Records provided:

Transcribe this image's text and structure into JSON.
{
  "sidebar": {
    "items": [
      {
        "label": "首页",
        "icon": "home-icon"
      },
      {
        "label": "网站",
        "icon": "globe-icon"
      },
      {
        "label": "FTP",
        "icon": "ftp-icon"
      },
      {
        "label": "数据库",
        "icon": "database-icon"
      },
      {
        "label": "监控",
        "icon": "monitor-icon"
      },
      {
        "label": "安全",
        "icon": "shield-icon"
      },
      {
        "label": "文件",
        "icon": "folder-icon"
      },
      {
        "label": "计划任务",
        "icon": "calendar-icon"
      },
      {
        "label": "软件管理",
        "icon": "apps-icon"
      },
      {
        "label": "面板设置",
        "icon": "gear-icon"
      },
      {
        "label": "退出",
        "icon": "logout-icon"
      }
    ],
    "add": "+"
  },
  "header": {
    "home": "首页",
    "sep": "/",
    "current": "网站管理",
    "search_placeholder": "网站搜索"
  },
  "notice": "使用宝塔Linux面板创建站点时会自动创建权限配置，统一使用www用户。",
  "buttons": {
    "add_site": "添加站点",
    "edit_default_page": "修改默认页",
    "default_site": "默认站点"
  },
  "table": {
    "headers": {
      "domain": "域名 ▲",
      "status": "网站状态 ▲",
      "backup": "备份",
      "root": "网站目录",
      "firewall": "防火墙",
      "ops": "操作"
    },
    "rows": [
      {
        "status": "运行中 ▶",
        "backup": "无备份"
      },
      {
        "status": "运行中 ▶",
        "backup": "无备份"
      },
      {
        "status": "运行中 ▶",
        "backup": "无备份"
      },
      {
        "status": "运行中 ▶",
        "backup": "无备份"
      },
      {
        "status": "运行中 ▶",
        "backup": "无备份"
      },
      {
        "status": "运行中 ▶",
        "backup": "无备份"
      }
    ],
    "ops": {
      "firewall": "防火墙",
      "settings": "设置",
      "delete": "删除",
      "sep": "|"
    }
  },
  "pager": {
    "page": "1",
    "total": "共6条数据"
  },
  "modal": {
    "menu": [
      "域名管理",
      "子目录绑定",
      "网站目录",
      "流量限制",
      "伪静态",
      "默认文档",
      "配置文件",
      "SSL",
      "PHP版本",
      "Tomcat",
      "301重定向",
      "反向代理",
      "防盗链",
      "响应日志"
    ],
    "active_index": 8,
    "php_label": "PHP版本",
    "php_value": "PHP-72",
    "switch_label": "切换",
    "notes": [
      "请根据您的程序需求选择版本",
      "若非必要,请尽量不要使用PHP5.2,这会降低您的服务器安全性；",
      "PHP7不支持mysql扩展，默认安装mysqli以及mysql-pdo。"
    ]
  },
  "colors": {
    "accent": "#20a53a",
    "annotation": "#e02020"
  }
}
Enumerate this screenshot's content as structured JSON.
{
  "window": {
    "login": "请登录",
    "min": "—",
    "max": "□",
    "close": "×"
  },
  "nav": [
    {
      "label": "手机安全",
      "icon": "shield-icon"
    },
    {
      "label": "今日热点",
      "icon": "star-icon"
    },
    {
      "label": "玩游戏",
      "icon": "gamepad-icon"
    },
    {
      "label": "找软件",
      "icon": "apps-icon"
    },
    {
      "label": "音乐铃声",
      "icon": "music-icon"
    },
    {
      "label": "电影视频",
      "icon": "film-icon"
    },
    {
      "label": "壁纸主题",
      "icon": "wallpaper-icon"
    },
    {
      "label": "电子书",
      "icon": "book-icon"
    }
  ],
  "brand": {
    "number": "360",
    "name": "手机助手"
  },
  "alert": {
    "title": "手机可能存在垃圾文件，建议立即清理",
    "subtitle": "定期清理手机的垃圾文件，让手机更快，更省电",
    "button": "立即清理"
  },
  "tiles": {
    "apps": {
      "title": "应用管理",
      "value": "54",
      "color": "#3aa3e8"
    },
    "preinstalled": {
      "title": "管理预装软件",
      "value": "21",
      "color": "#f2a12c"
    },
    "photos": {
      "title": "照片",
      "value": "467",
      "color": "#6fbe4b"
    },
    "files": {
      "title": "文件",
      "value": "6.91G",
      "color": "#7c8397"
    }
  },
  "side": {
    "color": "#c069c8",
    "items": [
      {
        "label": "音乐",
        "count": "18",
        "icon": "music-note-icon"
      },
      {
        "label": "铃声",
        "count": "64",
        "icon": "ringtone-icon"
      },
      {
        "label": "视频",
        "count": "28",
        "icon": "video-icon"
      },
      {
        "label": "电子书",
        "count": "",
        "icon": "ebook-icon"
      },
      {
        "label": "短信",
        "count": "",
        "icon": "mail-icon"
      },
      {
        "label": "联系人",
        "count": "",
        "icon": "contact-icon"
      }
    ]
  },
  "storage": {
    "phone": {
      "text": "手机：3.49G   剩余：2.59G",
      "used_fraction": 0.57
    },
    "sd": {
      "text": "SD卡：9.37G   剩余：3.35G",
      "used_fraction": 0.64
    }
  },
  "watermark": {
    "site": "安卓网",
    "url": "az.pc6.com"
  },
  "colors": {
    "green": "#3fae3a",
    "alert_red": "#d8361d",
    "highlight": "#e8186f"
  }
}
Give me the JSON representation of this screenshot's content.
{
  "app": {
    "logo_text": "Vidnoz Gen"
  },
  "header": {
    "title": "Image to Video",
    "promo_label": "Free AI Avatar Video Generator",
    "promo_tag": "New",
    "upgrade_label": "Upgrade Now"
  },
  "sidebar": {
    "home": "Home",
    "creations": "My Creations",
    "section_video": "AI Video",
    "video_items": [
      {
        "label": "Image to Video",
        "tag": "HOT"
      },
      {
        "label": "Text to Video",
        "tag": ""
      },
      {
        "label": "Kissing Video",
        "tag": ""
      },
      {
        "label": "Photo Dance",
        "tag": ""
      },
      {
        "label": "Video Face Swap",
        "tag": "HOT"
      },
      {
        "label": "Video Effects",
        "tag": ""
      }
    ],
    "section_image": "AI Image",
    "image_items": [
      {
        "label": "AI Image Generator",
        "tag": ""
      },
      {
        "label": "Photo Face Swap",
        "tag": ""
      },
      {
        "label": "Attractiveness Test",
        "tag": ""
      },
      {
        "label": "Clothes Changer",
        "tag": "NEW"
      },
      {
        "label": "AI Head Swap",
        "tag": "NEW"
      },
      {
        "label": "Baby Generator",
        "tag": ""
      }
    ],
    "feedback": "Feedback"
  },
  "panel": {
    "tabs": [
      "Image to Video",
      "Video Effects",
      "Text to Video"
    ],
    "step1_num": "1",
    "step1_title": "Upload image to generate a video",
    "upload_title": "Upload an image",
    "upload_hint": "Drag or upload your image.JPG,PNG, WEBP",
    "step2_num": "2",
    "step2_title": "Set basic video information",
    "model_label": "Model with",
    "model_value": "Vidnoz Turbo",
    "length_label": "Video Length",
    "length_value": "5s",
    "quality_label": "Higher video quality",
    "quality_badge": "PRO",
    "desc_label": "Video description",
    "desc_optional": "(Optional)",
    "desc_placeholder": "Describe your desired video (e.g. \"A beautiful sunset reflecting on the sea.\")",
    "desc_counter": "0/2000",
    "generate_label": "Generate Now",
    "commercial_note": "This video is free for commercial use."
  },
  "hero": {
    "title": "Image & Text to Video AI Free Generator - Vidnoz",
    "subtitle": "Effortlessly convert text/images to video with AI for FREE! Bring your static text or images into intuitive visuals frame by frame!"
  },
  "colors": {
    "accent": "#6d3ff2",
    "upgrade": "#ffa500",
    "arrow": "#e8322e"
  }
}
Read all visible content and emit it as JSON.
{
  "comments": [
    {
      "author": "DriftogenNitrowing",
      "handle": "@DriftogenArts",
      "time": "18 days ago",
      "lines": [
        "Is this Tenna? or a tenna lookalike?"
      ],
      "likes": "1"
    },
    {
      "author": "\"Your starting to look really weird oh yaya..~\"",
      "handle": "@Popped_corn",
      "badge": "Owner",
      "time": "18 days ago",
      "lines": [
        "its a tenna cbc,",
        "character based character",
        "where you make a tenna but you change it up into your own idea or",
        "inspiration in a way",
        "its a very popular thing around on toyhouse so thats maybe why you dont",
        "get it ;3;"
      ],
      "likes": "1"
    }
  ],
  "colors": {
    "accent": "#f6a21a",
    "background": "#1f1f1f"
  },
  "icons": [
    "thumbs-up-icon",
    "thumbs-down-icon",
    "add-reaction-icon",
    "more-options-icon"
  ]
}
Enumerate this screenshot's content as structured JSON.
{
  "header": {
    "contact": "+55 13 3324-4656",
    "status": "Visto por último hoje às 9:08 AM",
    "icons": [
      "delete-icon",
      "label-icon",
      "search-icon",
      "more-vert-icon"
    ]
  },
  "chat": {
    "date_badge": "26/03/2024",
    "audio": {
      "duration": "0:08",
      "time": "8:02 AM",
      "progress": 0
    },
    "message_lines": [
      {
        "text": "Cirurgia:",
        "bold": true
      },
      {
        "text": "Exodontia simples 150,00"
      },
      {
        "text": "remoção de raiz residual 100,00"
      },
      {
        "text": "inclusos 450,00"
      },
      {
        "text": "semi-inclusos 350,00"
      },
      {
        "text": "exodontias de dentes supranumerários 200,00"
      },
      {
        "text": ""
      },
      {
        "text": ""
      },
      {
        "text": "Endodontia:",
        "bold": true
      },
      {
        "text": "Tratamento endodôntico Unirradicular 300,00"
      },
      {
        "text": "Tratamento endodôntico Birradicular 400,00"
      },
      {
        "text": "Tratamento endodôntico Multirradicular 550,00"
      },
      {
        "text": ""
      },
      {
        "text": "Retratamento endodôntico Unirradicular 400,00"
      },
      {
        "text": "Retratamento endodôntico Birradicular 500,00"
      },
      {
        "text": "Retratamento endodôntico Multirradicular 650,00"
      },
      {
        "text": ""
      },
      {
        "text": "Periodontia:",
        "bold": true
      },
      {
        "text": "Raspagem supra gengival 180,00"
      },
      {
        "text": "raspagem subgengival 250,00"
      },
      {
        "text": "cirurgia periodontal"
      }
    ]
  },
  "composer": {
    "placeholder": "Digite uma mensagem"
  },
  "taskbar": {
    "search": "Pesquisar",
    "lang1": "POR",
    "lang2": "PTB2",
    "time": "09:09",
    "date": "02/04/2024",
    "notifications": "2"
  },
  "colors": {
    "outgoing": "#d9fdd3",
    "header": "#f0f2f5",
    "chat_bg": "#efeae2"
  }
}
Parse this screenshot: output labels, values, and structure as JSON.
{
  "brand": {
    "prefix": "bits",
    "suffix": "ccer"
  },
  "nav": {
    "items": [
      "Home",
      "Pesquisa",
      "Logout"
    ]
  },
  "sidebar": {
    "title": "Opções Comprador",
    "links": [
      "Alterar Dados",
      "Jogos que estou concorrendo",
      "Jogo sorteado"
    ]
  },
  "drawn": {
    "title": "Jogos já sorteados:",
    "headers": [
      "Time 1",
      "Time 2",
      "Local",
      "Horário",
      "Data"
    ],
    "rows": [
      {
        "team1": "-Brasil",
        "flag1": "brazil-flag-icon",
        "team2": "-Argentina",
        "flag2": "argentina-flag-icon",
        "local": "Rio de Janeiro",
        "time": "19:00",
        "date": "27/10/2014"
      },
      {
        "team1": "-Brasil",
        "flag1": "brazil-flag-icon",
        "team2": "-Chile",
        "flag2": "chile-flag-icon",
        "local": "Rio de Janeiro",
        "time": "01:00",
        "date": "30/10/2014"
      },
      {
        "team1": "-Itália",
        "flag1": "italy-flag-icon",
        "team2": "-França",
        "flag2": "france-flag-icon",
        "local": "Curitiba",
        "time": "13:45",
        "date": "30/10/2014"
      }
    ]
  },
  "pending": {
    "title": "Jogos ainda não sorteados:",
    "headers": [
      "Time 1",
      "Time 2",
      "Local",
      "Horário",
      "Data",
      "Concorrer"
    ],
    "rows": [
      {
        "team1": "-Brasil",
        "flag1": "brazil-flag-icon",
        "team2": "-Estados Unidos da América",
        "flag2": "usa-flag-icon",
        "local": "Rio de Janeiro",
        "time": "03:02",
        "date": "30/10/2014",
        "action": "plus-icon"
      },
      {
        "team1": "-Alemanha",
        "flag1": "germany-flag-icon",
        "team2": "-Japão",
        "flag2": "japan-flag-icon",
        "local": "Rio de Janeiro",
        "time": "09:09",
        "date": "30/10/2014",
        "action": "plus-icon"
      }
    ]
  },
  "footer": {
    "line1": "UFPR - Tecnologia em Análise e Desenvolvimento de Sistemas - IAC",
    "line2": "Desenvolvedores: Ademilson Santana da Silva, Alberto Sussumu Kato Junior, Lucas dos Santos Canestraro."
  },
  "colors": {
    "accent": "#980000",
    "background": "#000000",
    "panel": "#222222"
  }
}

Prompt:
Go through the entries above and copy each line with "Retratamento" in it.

Task solution:
        "text": "Retratamento endodôntico Unirradicular 400,00"
        "text": "Retratamento endodôntico Birradicular 500,00"
        "text": "Retratamento endodôntico Multirradicular 650,00"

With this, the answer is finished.